    Environmental resource management policies worldwide have long insisted on the need to involve local communities and their diverse ecological knowledges in management planning and decision-making. In SubSaharan post-colonial countries, however, formal resource management is still largely dominated by bureaucratic governance regimes that date back to colonial power structures and that rely mainly on professional or formal knowledge. In this study, we use a political ecology approach to analyze disputes over eucalyptus plantations in the Taita Hills, Kenya. The approach recognizes the plurality of socially constructed and powerladen perceptions of environmental resources. We found that local people regard eucalyptus plantations not only as a threat to local water resources but they also highlight historical injustices and the loss of control over, and cultural relationships to their land. Bureaucratic resource management institutions, however, support the planting of eucalyptus to meet national demands for commercial forestry. Management officials also plead a lack of "valid" evidence for the negative impacts of eucalyptus on local water resources, diverting attention away from the formal environmental governance system which has unequal sharing of benefits, unclear policies, and internal incoherence. Recognition of historically rooted asymmetries of knowledge and power provides a step towards social transformation, ending a long-standing reproduction of subalternity, and promoting environmental justice and pluralism in decision-making. Keywords: bureaucratic knowledge; environmental justice; eucalyptus; Kenya; knowledge asymmetries; local ecological knowledge; political ecology; resource management
  • Nygren, Anja (2021)

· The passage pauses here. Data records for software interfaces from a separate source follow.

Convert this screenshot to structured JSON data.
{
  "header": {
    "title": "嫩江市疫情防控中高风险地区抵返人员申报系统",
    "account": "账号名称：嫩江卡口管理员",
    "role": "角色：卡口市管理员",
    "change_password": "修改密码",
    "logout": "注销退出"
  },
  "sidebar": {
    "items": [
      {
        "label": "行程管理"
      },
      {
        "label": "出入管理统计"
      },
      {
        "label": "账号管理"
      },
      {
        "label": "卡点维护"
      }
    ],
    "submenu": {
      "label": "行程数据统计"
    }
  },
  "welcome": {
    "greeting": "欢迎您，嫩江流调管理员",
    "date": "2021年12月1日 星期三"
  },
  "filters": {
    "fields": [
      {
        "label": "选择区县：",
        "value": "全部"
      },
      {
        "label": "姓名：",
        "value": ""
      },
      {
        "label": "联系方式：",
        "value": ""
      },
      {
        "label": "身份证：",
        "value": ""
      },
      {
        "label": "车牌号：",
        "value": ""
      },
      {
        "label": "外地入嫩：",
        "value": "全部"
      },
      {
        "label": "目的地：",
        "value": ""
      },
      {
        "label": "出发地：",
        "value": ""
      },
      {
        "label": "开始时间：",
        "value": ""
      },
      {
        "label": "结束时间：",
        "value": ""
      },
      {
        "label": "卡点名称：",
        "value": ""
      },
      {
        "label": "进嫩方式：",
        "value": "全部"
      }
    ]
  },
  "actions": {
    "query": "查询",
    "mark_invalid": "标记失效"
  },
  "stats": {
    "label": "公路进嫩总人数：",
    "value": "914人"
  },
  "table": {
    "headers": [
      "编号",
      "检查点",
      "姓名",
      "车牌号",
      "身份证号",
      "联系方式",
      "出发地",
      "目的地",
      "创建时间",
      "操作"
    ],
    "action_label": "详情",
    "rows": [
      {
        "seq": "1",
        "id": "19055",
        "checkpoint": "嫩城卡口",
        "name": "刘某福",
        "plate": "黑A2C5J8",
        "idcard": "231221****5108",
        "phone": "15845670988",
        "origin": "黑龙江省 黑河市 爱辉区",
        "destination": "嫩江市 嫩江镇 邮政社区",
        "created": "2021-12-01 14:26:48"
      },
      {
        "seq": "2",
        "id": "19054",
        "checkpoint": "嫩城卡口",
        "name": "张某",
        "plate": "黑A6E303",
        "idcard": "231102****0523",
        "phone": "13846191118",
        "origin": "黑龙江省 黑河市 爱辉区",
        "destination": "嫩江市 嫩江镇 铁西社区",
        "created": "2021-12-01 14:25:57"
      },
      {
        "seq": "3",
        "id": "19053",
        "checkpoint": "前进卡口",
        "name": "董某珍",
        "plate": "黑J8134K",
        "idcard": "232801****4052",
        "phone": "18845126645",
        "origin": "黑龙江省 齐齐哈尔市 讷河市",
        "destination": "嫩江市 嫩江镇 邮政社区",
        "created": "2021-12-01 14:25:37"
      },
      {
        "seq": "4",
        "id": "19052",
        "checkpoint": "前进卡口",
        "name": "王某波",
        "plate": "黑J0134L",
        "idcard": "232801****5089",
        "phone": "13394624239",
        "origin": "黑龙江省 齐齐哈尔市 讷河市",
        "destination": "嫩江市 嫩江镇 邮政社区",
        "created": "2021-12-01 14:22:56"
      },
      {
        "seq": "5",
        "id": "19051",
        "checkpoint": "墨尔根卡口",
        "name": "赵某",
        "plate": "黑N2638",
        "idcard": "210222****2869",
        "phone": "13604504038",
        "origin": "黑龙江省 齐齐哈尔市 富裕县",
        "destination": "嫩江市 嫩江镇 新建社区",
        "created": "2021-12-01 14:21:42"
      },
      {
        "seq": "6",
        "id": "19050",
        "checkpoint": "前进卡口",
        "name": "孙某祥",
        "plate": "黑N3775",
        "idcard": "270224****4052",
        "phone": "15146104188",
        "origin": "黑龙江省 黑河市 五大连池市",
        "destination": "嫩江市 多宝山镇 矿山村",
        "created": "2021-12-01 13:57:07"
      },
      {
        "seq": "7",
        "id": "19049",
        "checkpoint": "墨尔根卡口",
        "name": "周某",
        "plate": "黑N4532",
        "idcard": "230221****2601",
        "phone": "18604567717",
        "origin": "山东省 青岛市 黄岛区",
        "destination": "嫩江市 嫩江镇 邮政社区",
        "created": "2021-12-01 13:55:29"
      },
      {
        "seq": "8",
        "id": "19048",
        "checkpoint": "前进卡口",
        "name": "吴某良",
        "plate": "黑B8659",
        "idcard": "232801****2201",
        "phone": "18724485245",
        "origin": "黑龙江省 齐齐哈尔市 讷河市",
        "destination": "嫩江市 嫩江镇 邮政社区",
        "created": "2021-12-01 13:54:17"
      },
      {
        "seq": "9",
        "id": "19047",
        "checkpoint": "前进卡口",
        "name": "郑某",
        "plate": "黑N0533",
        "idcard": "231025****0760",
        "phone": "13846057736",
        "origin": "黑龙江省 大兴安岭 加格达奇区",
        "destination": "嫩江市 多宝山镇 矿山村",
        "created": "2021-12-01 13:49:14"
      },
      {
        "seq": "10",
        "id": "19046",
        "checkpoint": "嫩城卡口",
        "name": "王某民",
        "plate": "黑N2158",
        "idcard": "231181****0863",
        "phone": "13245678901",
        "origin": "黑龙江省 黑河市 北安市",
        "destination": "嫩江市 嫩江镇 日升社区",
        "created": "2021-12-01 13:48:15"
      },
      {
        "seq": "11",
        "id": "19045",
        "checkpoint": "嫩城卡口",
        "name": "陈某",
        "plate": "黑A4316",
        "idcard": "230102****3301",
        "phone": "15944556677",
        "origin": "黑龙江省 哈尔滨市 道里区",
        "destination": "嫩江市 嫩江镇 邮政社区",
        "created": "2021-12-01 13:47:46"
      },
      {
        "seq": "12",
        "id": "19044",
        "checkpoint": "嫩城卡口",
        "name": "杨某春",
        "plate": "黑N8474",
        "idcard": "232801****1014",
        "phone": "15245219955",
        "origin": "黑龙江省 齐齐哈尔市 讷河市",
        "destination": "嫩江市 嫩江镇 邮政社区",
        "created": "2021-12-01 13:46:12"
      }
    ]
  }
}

    Water-related disasters have become more unpredictable amidst human-induced climatic and hydroecological changes, with profound effects on people inhabiting fragile river basins. In this article, I analyse drastic waterscape transformations and people's differentiated exposure to water-related vulnerabilities in the Grijalva River lower basin, southeastern Mexico, focusing on how state authority is reinforced through waterscape alterations and how altered waterscapes shape state-making and scalar politics. Examining interlinkages between 1) state-making and governance; 2) resource-making and politics of scale; and 3) hazard-making and the dynamics of socionature, the article contributes to scholarly and development practice discussions on environmental vulnerability. I argue that the goals of consolidating state power and promoting development through massive waterscape changes and resource extractions have provoked hazards that are difficult to control, resulting in differentiated distribution of environmental benefits and burdens. Drawing on archival research, documentary analysis, thematic interviews, and ethnographic fieldwork, the study illustrates the overlapping and cumulative effects of state-making, politics of scale, and the dynamics of socionature on socially differentiated vulnerability. Although the forms of governance shift over time, statecraft as a mode of consolidating state authority and controlling lower basin environments and residents persists. The government prevents social mobilisation through political persuasion and pressure, and disciplines residents to adapt to altered waterscapes, while allowing few changes in prevalent power structures. Simultaneously, the study demonstrates that water cannot be controlled by political rules and requisites, while local residents reinterpret dominant ways of governing through claim-making, negotiation, everyday resistance, and situational improvisation, albeit within unequal power relations. The study enhances understanding of water-related vulnerabilities resulting from recurrent, yet temporally remoulded agendas of state-making combined with socially differentiating politics of scaling and the dynamics of socionature, which altogether reformulate human-nonhuman interactions and make local smallholders and pen-urban poor increasingly vulnerable to floods. (c) 2021 The Author(s). Published by Elsevier Ltd. This is an open access article under the CC BY license (http://creativecommons.org/licenses/by/4.0/).